■ What is being asked
Your output should be the complete listing, repeated exactly.

** Opening Material provided block **

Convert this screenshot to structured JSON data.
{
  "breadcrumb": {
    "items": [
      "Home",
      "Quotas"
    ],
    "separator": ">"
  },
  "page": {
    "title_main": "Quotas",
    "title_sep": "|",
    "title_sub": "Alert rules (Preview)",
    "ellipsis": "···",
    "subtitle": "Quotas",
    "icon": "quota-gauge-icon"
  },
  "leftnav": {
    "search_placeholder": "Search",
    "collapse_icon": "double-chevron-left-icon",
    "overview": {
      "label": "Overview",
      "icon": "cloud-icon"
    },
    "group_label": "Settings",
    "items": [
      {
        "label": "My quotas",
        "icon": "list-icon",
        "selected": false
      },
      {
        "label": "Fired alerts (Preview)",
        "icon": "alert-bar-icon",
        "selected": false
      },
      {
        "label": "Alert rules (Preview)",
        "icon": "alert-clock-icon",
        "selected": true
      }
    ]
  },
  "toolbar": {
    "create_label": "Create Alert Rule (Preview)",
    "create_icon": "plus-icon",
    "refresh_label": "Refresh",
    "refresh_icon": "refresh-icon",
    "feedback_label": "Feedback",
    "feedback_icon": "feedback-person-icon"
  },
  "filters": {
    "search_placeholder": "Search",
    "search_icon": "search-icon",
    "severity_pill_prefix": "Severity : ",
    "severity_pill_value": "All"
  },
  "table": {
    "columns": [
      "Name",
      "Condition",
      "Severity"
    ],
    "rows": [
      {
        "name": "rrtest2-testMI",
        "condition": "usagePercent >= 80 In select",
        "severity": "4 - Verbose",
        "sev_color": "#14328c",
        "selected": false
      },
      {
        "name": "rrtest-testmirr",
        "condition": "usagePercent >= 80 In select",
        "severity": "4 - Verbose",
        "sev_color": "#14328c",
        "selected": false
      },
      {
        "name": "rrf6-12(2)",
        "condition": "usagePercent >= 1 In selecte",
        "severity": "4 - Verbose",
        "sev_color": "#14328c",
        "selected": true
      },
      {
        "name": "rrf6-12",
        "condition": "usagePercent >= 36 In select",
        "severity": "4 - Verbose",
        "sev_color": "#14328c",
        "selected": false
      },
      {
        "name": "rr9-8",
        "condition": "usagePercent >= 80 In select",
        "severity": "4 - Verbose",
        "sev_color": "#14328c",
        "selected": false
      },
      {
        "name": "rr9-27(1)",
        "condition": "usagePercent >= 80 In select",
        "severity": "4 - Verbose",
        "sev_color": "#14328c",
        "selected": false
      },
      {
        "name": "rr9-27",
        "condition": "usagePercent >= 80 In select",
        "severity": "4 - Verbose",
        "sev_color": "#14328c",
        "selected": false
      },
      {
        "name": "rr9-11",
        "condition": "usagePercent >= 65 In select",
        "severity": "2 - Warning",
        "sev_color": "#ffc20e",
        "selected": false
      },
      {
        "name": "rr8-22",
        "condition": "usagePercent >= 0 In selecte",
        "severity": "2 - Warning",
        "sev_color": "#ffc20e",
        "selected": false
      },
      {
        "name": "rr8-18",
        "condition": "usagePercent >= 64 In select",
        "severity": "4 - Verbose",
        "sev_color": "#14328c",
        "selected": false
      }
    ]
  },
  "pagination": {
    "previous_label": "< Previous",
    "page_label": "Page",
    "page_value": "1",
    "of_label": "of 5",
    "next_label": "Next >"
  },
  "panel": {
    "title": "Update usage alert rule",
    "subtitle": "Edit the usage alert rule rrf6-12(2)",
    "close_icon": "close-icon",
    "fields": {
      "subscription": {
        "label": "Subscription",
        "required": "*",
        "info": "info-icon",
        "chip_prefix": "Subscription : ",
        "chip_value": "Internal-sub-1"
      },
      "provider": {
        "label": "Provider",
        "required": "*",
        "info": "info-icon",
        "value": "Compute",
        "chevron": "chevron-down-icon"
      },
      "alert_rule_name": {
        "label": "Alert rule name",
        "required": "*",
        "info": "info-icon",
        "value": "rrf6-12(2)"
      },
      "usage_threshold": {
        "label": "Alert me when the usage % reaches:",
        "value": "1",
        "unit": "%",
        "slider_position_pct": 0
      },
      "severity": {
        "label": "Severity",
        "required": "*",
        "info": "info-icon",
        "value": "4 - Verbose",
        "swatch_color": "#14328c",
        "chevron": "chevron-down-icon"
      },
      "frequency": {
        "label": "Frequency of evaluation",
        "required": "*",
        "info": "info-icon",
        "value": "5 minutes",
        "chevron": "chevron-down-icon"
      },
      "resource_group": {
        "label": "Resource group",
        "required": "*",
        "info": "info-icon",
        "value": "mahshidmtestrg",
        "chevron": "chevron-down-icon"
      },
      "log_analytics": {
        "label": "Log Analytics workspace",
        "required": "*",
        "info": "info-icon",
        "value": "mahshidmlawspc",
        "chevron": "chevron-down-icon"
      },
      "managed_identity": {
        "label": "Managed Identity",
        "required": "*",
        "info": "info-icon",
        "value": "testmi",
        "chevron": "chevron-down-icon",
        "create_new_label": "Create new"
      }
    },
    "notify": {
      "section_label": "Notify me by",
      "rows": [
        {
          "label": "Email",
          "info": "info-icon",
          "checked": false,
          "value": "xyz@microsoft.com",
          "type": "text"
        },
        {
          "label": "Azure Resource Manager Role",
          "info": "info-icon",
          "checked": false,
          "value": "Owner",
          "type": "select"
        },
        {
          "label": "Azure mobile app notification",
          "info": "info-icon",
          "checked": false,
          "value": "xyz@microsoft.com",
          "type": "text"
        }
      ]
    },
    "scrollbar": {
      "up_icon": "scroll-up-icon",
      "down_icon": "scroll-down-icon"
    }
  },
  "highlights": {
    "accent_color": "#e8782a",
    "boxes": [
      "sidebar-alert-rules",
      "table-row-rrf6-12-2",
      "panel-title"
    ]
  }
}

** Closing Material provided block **

■ Written answer
Convert this screenshot to structured JSON data.
{
  "breadcrumb": {
    "items": [
      "Home",
      "Quotas"
    ],
    "separator": ">"
  },
  "page": {
    "title_main": "Quotas",
    "title_sep": "|",
    "title_sub": "Alert rules (Preview)",
    "ellipsis": "···",
    "subtitle": "Quotas",
    "icon": "quota-gauge-icon"
  },
  "leftnav": {
    "search_placeholder": "Search",
    "collapse_icon": "double-chevron-left-icon",
    "overview": {
      "label": "Overview",
      "icon": "cloud-icon"
    },
    "group_label": "Settings",
    "items": [
      {
        "label": "My quotas",
        "icon": "list-icon",
        "selected": false
      },
      {
        "label": "Fired alerts (Preview)",
        "icon": "alert-bar-icon",
        "selected": false
      },
      {
        "label": "Alert rules (Preview)",
        "icon": "alert-clock-icon",
        "selected": true
      }
    ]
  },
  "toolbar": {
    "create_label": "Create Alert Rule (Preview)",
    "create_icon": "plus-icon",
    "refresh_label": "Refresh",
    "refresh_icon": "refresh-icon",
    "feedback_label": "Feedback",
    "feedback_icon": "feedback-person-icon"
  },
  "filters": {
    "search_placeholder": "Search",
    "search_icon": "search-icon",
    "severity_pill_prefix": "Severity : ",
    "severity_pill_value": "All"
  },
  "table": {
    "columns": [
      "Name",
      "Condition",
      "Severity"
    ],
    "rows": [
      {
        "name": "rrtest2-testMI",
        "condition": "usagePercent >= 80 In select",
        "severity": "4 - Verbose",
        "sev_color": "#14328c",
        "selected": false
      },
      {
        "name": "rrtest-testmirr",
        "condition": "usagePercent >= 80 In select",
        "severity": "4 - Verbose",
        "sev_color": "#14328c",
        "selected": false
      },
      {
        "name": "rrf6-12(2)",
        "condition": "usagePercent >= 1 In selecte",
        "severity": "4 - Verbose",
        "sev_color": "#14328c",
        "selected": true
      },
      {
        "name": "rrf6-12",
        "condition": "usagePercent >= 36 In select",
        "severity": "4 - Verbose",
        "sev_color": "#14328c",
        "selected": false
      },
      {
        "name": "rr9-8",
        "condition": "usagePercent >= 80 In select",
        "severity": "4 - Verbose",
        "sev_color": "#14328c",
        "selected": false
      },
      {
        "name": "rr9-27(1)",
        "condition": "usagePercent >= 80 In select",
        "severity": "4 - Verbose",
        "sev_color": "#14328c",
        "selected": false
      },
      {
        "name": "rr9-27",
        "condition": "usagePercent >= 80 In select",
        "severity": "4 - Verbose",
        "sev_color": "#14328c",
        "selected": false
      },
      {
        "name": "rr9-11",
        "condition": "usagePercent >= 65 In select",
        "severity": "2 - Warning",
        "sev_color": "#ffc20e",
        "selected": false
      },
      {
        "name": "rr8-22",
        "condition": "usagePercent >= 0 In selecte",
        "severity": "2 - Warning",
        "sev_color": "#ffc20e",
        "selected": false
      },
      {
        "name": "rr8-18",
        "condition": "usagePercent >= 64 In select",
        "severity": "4 - Verbose",
        "sev_color": "#14328c",
        "selected": false
      }
    ]
  },
  "pagination": {
    "previous_label": "< Previous",
    "page_label": "Page",
    "page_value": "1",
    "of_label": "of 5",
    "next_label": "Next >"
  },
  "panel": {
    "title": "Update usage alert rule",
    "subtitle": "Edit the usage alert rule rrf6-12(2)",
    "close_icon": "close-icon",
    "fields": {
      "subscription": {
        "label": "Subscription",
        "required": "*",
        "info": "info-icon",
        "chip_prefix": "Subscription : ",
        "chip_value": "Internal-sub-1"
      },
      "provider": {
        "label": "Provider",
        "required": "*",
        "info": "info-icon",
        "value": "Compute",
        "chevron": "chevron-down-icon"
      },
      "alert_rule_name": {
        "label": "Alert rule name",
        "required": "*",
        "info": "info-icon",
        "value": "rrf6-12(2)"
      },
      "usage_threshold": {
        "label": "Alert me when the usage % reaches:",
        "value": "1",
        "unit": "%",
        "slider_position_pct": 0
      },
      "severity": {
        "label": "Severity",
        "required": "*",
        "info": "info-icon",
        "value": "4 - Verbose",
        "swatch_color": "#14328c",
        "chevron": "chevron-down-icon"
      },
      "frequency": {
        "label": "Frequency of evaluation",
        "required": "*",
        "info": "info-icon",
        "value": "5 minutes",
        "chevron": "chevron-down-icon"
      },
      "resource_group": {
        "label": "Resource group",
        "required": "*",
        "info": "info-icon",
        "value": "mahshidmtestrg",
        "chevron": "chevron-down-icon"
      },
      "log_analytics": {
        "label": "Log Analytics workspace",
        "required": "*",
        "info": "info-icon",
        "value": "mahshidmlawspc",
        "chevron": "chevron-down-icon"
      },
      "managed_identity": {
        "label": "Managed Identity",
        "required": "*",
        "info": "info-icon",
        "value": "testmi",
        "chevron": "chevron-down-icon",
        "create_new_label": "Create new"
      }
    },
    "notify": {
      "section_label": "Notify me by",
      "rows": [
        {
          "label": "Email",
          "info": "info-icon",
          "checked": false,
          "value": "xyz@microsoft.com",
          "type": "text"
        },
        {
          "label": "Azure Resource Manager Role",
          "info": "info-icon",
          "checked": false,
          "value": "Owner",
          "type": "select"
        },
        {
          "label": "Azure mobile app notification",
          "info": "info-icon",
          "checked": false,
          "value": "xyz@microsoft.com",
          "type": "text"
        }
      ]
    },
    "scrollbar": {
      "up_icon": "scroll-up-icon",
      "down_icon": "scroll-down-icon"
    }
  },
  "highlights": {
    "accent_color": "#e8782a",
    "boxes": [
      "sidebar-alert-rules",
      "table-row-rrf6-12-2",
      "panel-title"
    ]
  }
}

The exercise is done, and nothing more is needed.